*Activity*
Every record here needs to be retyped exactly.

*Exercise input*
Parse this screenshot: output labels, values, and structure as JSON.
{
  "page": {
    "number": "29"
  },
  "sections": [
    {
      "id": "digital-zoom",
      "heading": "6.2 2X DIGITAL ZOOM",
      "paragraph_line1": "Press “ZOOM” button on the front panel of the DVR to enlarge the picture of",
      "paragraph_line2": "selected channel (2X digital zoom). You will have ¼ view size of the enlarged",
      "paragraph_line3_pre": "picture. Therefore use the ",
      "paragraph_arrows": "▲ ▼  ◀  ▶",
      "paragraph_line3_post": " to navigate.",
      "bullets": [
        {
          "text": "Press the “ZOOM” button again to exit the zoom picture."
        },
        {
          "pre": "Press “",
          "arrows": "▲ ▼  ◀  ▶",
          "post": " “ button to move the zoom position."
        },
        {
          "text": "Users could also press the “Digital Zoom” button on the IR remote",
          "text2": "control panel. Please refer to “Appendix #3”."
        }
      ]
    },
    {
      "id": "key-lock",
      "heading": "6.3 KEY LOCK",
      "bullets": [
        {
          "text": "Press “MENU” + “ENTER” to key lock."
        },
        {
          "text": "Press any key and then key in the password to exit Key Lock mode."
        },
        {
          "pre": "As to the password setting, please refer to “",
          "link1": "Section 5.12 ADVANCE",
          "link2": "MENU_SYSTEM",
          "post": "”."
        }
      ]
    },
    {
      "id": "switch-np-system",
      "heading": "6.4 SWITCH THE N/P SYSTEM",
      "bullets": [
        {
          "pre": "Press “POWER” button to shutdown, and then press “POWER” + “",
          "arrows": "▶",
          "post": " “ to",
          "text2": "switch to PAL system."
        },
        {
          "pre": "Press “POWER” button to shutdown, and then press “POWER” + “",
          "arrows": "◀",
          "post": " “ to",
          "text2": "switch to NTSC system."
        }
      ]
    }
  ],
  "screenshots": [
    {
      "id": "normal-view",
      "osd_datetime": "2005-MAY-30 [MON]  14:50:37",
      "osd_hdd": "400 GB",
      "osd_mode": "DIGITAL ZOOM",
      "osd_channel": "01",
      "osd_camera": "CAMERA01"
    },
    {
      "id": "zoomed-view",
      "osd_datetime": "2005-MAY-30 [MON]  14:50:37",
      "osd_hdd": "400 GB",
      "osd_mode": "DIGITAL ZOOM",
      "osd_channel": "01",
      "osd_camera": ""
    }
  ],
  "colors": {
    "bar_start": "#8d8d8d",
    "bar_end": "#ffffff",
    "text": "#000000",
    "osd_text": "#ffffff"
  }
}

*Answer space*
Parse this screenshot: output labels, values, and structure as JSON.
{
  "page": {
    "number": "29"
  },
  "sections": [
    {
      "id": "digital-zoom",
      "heading": "6.2 2X DIGITAL ZOOM",
      "paragraph_line1": "Press “ZOOM” button on the front panel of the DVR to enlarge the picture of",
      "paragraph_line2": "selected channel (2X digital zoom). You will have ¼ view size of the enlarged",
      "paragraph_line3_pre": "picture. Therefore use the ",
      "paragraph_arrows": "▲ ▼  ◀  ▶",
      "paragraph_line3_post": " to navigate.",
      "bullets": [
        {
          "text": "Press the “ZOOM” button again to exit the zoom picture."
        },
        {
          "pre": "Press “",
          "arrows": "▲ ▼  ◀  ▶",
          "post": " “ button to move the zoom position."
        },
        {
          "text": "Users could also press the “Digital Zoom” button on the IR remote",
          "text2": "control panel. Please refer to “Appendix #3”."
        }
      ]
    },
    {
      "id": "key-lock",
      "heading": "6.3 KEY LOCK",
      "bullets": [
        {
          "text": "Press “MENU” + “ENTER” to key lock."
        },
        {
          "text": "Press any key and then key in the password to exit Key Lock mode."
        },
        {
          "pre": "As to the password setting, please refer to “",
          "link1": "Section 5.12 ADVANCE",
          "link2": "MENU_SYSTEM",
          "post": "”."
        }
      ]
    },
    {
      "id": "switch-np-system",
      "heading": "6.4 SWITCH THE N/P SYSTEM",
      "bullets": [
        {
          "pre": "Press “POWER” button to shutdown, and then press “POWER” + “",
          "arrows": "▶",
          "post": " “ to",
          "text2": "switch to PAL system."
        },
        {
          "pre": "Press “POWER” button to shutdown, and then press “POWER” + “",
          "arrows": "◀",
          "post": " “ to",
          "text2": "switch to NTSC system."
        }
      ]
    }
  ],
  "screenshots": [
    {
      "id": "normal-view",
      "osd_datetime": "2005-MAY-30 [MON]  14:50:37",
      "osd_hdd": "400 GB",
      "osd_mode": "DIGITAL ZOOM",
      "osd_channel": "01",
      "osd_camera": "CAMERA01"
    },
    {
      "id": "zoomed-view",
      "osd_datetime": "2005-MAY-30 [MON]  14:50:37",
      "osd_hdd": "400 GB",
      "osd_mode": "DIGITAL ZOOM",
      "osd_channel": "01",
      "osd_camera": ""
    }
  ],
  "colors": {
    "bar_start": "#8d8d8d",
    "bar_end": "#ffffff",
    "text": "#000000",
    "osd_text": "#ffffff"
  }
}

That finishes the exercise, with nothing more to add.